__Exercise requirements__
Output the listing below exactly, minus its images.

▬▬▬

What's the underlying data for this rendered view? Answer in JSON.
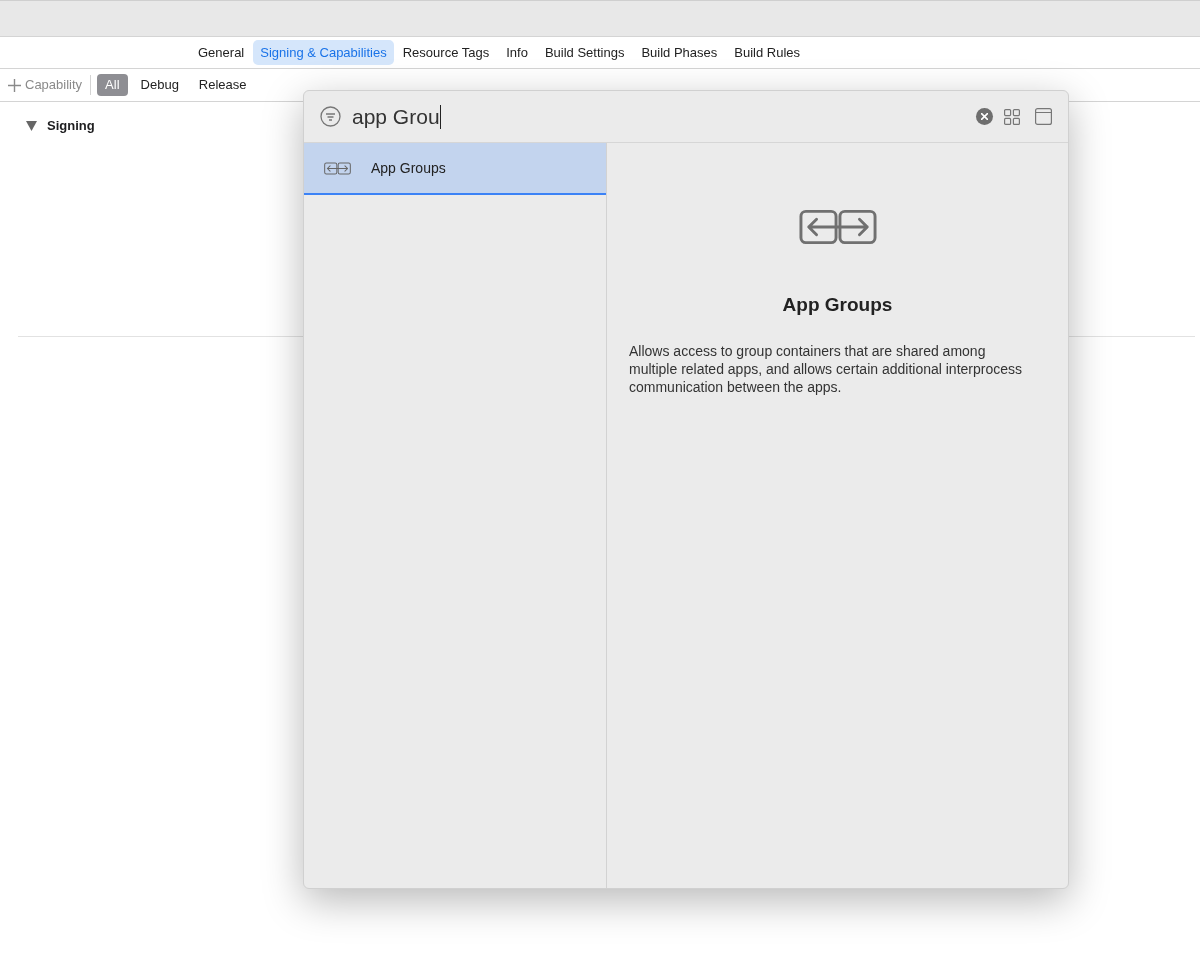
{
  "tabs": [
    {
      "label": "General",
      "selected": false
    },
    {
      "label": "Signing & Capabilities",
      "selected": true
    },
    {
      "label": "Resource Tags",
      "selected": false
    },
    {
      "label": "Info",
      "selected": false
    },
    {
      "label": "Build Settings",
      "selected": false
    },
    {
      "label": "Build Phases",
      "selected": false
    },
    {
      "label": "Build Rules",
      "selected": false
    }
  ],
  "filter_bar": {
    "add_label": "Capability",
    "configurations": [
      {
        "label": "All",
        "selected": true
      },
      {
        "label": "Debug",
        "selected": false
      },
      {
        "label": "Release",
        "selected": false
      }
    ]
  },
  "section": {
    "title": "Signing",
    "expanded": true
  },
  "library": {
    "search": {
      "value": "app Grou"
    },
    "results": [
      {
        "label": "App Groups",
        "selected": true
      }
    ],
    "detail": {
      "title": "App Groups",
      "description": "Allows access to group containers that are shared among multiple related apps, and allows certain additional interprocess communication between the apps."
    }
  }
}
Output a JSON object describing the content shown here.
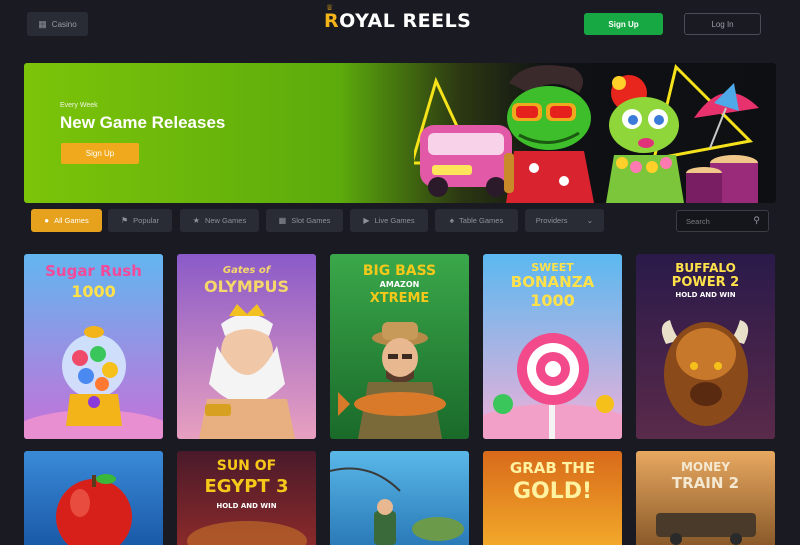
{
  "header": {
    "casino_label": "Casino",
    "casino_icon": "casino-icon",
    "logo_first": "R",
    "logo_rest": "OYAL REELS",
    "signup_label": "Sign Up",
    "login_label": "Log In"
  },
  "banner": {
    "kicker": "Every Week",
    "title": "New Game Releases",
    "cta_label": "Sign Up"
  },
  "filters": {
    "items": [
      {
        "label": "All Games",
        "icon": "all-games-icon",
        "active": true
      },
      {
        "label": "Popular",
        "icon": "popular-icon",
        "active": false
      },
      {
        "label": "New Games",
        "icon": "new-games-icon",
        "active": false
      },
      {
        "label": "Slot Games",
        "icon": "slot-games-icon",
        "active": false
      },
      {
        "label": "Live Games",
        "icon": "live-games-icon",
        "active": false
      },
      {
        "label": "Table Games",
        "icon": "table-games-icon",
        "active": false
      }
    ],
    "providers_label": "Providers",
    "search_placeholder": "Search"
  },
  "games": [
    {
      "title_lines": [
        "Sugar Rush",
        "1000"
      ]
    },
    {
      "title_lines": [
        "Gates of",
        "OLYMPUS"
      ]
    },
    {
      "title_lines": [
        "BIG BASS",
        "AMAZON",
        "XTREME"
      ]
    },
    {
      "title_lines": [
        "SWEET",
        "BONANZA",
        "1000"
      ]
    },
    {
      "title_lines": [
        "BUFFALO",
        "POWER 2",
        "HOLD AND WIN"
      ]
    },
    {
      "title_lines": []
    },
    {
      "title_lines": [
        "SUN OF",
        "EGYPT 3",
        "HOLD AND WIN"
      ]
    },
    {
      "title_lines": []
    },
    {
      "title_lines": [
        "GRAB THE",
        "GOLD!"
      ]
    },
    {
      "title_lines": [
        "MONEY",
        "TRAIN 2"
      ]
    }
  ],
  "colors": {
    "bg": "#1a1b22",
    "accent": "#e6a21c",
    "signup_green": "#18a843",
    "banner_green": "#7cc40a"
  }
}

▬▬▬

__Response area__
What's the underlying data for this rendered view? Answer in JSON.
{
  "tabs": [
    {
      "label": "General",
      "selected": false
    },
    {
      "label": "Signing & Capabilities",
      "selected": true
    },
    {
      "label": "Resource Tags",
      "selected": false
    },
    {
      "label": "Info",
      "selected": false
    },
    {
      "label": "Build Settings",
      "selected": false
    },
    {
      "label": "Build Phases",
      "selected": false
    },
    {
      "label": "Build Rules",
      "selected": false
    }
  ],
  "filter_bar": {
    "add_label": "Capability",
    "configurations": [
      {
        "label": "All",
        "selected": true
      },
      {
        "label": "Debug",
        "selected": false
      },
      {
        "label": "Release",
        "selected": false
      }
    ]
  },
  "section": {
    "title": "Signing",
    "expanded": true
  },
  "library": {
    "search": {
      "value": "app Grou"
    },
    "results": [
      {
        "label": "App Groups",
        "selected": true
      }
    ],
    "detail": {
      "title": "App Groups",
      "description": "Allows access to group containers that are shared among multiple related apps, and allows certain additional interprocess communication between the apps."
    }
  }
}
Output a JSON object describing the content shown here.
{
  "header": {
    "casino_label": "Casino",
    "casino_icon": "casino-icon",
    "logo_first": "R",
    "logo_rest": "OYAL REELS",
    "signup_label": "Sign Up",
    "login_label": "Log In"
  },
  "banner": {
    "kicker": "Every Week",
    "title": "New Game Releases",
    "cta_label": "Sign Up"
  },
  "filters": {
    "items": [
      {
        "label": "All Games",
        "icon": "all-games-icon",
        "active": true
      },
      {
        "label": "Popular",
        "icon": "popular-icon",
        "active": false
      },
      {
        "label": "New Games",
        "icon": "new-games-icon",
        "active": false
      },
      {
        "label": "Slot Games",
        "icon": "slot-games-icon",
        "active": false
      },
      {
        "label": "Live Games",
        "icon": "live-games-icon",
        "active": false
      },
      {
        "label": "Table Games",
        "icon": "table-games-icon",
        "active": false
      }
    ],
    "providers_label": "Providers",
    "search_placeholder": "Search"
  },
  "games": [
    {
      "title_lines": [
        "Sugar Rush",
        "1000"
      ]
    },
    {
      "title_lines": [
        "Gates of",
        "OLYMPUS"
      ]
    },
    {
      "title_lines": [
        "BIG BASS",
        "AMAZON",
        "XTREME"
      ]
    },
    {
      "title_lines": [
        "SWEET",
        "BONANZA",
        "1000"
      ]
    },
    {
      "title_lines": [
        "BUFFALO",
        "POWER 2",
        "HOLD AND WIN"
      ]
    },
    {
      "title_lines": []
    },
    {
      "title_lines": [
        "SUN OF",
        "EGYPT 3",
        "HOLD AND WIN"
      ]
    },
    {
      "title_lines": []
    },
    {
      "title_lines": [
        "GRAB THE",
        "GOLD!"
      ]
    },
    {
      "title_lines": [
        "MONEY",
        "TRAIN 2"
      ]
    }
  ],
  "colors": {
    "bg": "#1a1b22",
    "accent": "#e6a21c",
    "signup_green": "#18a843",
    "banner_green": "#7cc40a"
  }
}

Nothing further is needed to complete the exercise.